▸ **Extracted entries**
*** Begin section ***
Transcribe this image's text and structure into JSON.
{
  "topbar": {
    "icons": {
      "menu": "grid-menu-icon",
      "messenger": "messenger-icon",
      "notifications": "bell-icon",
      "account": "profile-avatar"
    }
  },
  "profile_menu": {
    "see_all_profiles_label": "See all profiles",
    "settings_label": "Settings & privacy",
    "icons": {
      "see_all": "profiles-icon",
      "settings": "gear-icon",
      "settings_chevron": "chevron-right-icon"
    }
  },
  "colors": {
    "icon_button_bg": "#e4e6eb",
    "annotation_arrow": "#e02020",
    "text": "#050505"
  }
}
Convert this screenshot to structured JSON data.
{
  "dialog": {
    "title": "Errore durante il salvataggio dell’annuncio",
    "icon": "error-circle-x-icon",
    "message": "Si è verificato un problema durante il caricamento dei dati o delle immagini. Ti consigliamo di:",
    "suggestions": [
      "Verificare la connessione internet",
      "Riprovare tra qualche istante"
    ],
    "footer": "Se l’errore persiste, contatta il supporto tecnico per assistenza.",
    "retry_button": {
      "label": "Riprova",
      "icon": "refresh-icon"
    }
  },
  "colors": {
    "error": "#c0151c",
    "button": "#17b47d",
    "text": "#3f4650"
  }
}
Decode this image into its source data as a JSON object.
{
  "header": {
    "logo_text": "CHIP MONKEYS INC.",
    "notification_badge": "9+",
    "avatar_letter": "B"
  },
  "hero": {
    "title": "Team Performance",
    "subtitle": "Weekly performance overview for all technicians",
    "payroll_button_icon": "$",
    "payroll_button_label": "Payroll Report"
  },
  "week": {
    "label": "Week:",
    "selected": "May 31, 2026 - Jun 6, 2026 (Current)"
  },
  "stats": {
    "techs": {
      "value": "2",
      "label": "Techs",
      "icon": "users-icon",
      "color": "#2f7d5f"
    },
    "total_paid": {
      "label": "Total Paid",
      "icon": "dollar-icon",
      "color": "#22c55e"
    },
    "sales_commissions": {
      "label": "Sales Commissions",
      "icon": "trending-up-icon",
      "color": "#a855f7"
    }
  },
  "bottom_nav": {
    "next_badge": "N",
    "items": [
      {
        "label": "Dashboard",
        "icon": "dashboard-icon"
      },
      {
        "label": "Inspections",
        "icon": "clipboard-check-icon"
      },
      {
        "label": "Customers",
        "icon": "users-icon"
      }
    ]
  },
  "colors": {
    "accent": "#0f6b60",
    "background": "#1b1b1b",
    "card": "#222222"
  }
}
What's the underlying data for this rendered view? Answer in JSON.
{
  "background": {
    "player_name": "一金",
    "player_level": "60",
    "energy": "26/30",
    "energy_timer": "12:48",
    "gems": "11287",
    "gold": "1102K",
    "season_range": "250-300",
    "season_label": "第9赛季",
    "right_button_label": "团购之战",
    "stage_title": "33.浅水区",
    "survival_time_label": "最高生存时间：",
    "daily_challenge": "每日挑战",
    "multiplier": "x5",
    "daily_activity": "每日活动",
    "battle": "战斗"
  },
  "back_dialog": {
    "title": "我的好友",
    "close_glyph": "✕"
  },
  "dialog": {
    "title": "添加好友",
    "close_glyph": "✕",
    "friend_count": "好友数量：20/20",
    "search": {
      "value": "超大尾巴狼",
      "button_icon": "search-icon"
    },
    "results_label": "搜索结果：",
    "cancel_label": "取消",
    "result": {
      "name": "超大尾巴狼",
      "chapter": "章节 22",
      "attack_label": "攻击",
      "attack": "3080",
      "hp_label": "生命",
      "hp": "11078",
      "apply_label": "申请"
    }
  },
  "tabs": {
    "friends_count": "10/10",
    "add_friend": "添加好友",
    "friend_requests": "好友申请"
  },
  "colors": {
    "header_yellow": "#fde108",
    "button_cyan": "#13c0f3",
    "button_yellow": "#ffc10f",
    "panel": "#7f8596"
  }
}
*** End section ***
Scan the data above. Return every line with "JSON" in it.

▸ **Result for this task**
Transcribe this image's text and structure into JSON.
Convert this screenshot to structured JSON data.
Decode this image into its source data as a JSON object.
What's the underlying data for this rendered view? Answer in JSON.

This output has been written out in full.